Ages: Any, although kids 8-11 get particularly fired up about secret codes. That’s typically the age when kids decide that a little privacy would be great–especially if younger siblings are involved.
Many aspects of being a spy are, in reality, probably unappealing: lying, hiding, sneaking–all while your life is in constant jeopardy–plus a boatload of observation, sales, and psychological manipulation, according to former C.I.A. operative Lindsay Moran. Still, the idea of secret messages never gets old, and I’m excited to show you a few simple codes to get kids started. Continue reading “Cryptology for kids”
When I was a kid, there was no internet and there were no smartphones. The same is true for when I was a high school and a college student. The practical upshot of this meant that I was lost a lot of the time.
I know you’ll be shocked to hear me say this, but we will not speak of the films here. I am not a fan of books made into movies. I will not tire you with my various rants (way to take away all of Ginny’s awesomeness, movie people) or go on a teacher tirade (nothing’s better than a series that inspires struggling readers). We will merely discuss the BOOKS.
Ages: This project is suitable for any age, though very young children might have a hard time squeezing the worms out of the straws.

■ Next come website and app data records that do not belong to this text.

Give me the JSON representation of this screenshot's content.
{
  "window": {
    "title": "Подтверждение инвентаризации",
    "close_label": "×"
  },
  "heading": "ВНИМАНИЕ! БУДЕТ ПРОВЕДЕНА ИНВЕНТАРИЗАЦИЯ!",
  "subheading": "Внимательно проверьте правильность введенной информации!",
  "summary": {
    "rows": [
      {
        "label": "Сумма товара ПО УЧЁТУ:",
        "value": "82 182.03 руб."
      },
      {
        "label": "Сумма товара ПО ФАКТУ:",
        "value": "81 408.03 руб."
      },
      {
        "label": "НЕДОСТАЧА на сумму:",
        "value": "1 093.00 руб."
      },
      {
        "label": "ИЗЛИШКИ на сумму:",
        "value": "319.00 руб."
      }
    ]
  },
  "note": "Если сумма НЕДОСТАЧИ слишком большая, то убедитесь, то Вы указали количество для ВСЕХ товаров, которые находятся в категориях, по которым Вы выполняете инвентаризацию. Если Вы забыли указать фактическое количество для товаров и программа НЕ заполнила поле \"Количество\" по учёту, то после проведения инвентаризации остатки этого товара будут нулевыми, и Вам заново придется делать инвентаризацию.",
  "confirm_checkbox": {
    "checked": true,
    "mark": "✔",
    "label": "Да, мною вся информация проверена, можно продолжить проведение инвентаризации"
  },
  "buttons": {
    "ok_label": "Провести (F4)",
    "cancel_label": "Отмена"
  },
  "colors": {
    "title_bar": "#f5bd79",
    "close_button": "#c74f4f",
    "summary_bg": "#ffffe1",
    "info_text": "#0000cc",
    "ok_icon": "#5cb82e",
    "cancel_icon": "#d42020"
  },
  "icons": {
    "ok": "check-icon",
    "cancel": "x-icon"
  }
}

At first glance, this project may seem better suited to the Halloween season. It would certainly be fun then as well. In a few short days, however, the winter holidays begin, and small people everywhere will have long stretches of unstructured time. It is always a good idea to have a couple of projects up your sleeve. You know, in case someone breaks their sibling’s favorite new toy, or loses Sorry! for the fifth time in a row, or–even worse–discovers that their best friend’s Santa brought an iPod Touch. Who knows, maybe you just want to pry their little eyeballs off of a screen for a few minutes. In any event, it’s nice to have a game-changing activity on hand.

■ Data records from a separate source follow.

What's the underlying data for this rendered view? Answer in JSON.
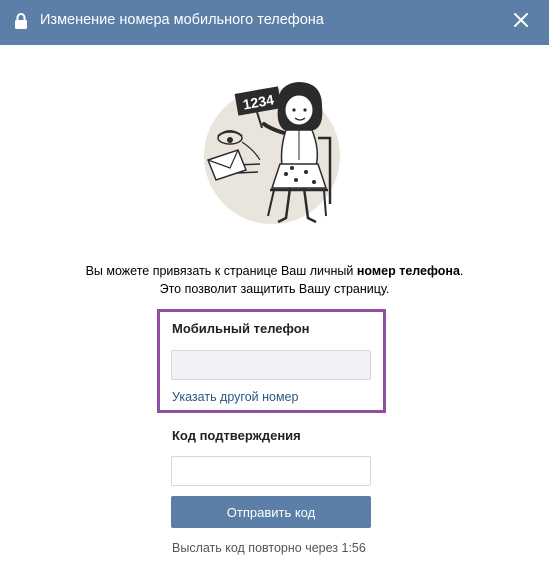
{
  "header": {
    "title": "Изменение номера мобильного телефона",
    "lock_icon": "lock-icon",
    "close_icon": "close-icon"
  },
  "illustration": {
    "name": "woman-with-phone-number-sign-illustration",
    "sign_text": "1234"
  },
  "description": {
    "line1_prefix": "Вы можете привязать к странице Ваш личный ",
    "line1_bold": "номер телефона",
    "line1_suffix": ".",
    "line2": "Это позволит защитить Вашу страницу."
  },
  "phone": {
    "label": "Мобильный телефон",
    "value": "",
    "change_link": "Указать другой номер"
  },
  "code": {
    "label": "Код подтверждения",
    "value": "",
    "placeholder": ""
  },
  "send_button": "Отправить код",
  "resend_text": "Выслать код повторно через 1:56",
  "colors": {
    "header": "#5b7fa6",
    "button": "#5b7fa6",
    "link": "#2a5885",
    "highlight": "#8e4f9e",
    "illustration_bg": "#e9e4dc"
  }
}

Age Range: almost any, depending on who handles the fire.
When I was eight years old, my mother gave me a copy of the Betty Crocker Cookbook for Boys and Girls. Not the first edition, people. This cookbook has been around since 1957.

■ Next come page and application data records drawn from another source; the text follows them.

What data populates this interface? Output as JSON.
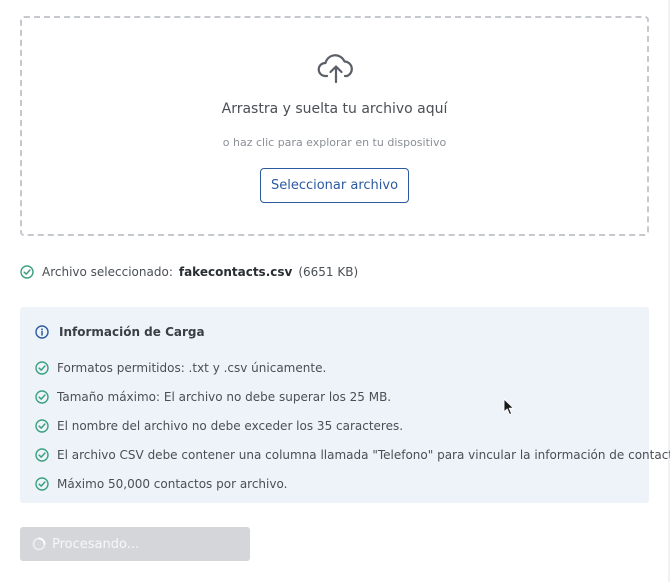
{
  "dropzone": {
    "icon": "cloud-upload-icon",
    "title": "Arrastra y suelta tu archivo aquí",
    "subtitle": "o haz clic para explorar en tu dispositivo",
    "button_label": "Seleccionar archivo"
  },
  "selected_file": {
    "icon": "check-circle-icon",
    "label": "Archivo seleccionado:",
    "name": "fakecontacts.csv",
    "size": "(6651 KB)"
  },
  "info": {
    "icon": "info-circle-icon",
    "title": "Información de Carga",
    "items": [
      "Formatos permitidos: .txt y .csv únicamente.",
      "Tamaño máximo: El archivo no debe superar los 25 MB.",
      "El nombre del archivo no debe exceder los 35 caracteres.",
      "El archivo CSV debe contener una columna llamada \"Telefono\" para vincular la información de contacto.",
      "Máximo 50,000 contactos por archivo."
    ]
  },
  "submit": {
    "label": "Procesando...",
    "state": "loading"
  },
  "colors": {
    "accent": "#2c5aa0",
    "success": "#3aa17e",
    "info_bg": "#eef3f9",
    "dropzone_border": "#c5c9ce",
    "disabled_button": "#d4d6d9"
  }
}
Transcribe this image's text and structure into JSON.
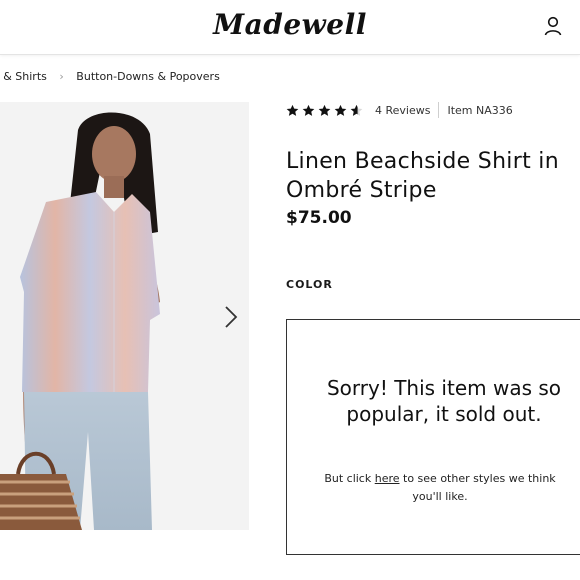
{
  "header": {
    "logo_text": "Madewell",
    "account_icon": "user-icon"
  },
  "breadcrumb": {
    "items": [
      "s & Shirts",
      "Button-Downs & Popovers"
    ]
  },
  "product": {
    "rating": 4.5,
    "stars_max": 5,
    "reviews_label": "4 Reviews",
    "item_number": "Item NA336",
    "title": "Linen Beachside Shirt in Ombré Stripe",
    "price": "$75.00",
    "color_label": "COLOR"
  },
  "gallery": {
    "next_icon": "chevron-right-icon"
  },
  "soldout": {
    "headline": "Sorry! This item was so popular, it sold out.",
    "sub_before": "But click ",
    "link_text": "here",
    "sub_after": " to see other styles we think you'll like."
  }
}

My copy looked exactly like this:
It was full of frightening recipes. Weird little polka dot pizzas made with frankfurters. A cake that looked like a hamburger on a sesame seed bun. Recipes calling for instant minced onion, pickles, Bisquick, and bottled dressing. I pored over the pictures in it, but I only ever made two things: a gingerbread ski chalet (of course!) and the GHOST CAKE WITH FLAMING EYES.
It’s possible I love it because I had a very handsome math teacher.
More likely, it’s because I had a very handsome, very effective math teacher at an impressionable age. Junior High was such a wasteland of raging hormones, brutal social cliques, and boring grammatical exercises; Mr. W. was like a shining star in the midst of it all. Unfortunately for him, we loved him eighth-grade style; we were constantly doing ridiculous things to get his attention. One day we spoke without making a sound–just mouthed words–for the entire class period. Once we stacked the desks in a pile and sat on the floor in a circle, like kindergartners. But Mr. W. was well acquainted with thirteen-year-olds, and remained completely unfazed. Not only did he maintain his sense of humor, he doggedly plowed through the equations, vividly illustrating the meaning of X with his wacky stories and chalk drawings of widget factories. Thanks to Mr. W., algebra still makes happy sense to me and everyone else who drove him crazy.
Someone killed math for a lot of people, which is a crying shame. If your child hates math, though, it might not be their teacher’s fault. It might not even be because of you and your own math badditude. It might just be the way our culture seems to throw up their hands in the face of it. People make jokes about their inability to do math in a way that they would never, ever do about reading. They dismiss the ability to calculate by pointing to the computer and asking, “why bother?” Continue reading “Learning to Love Math”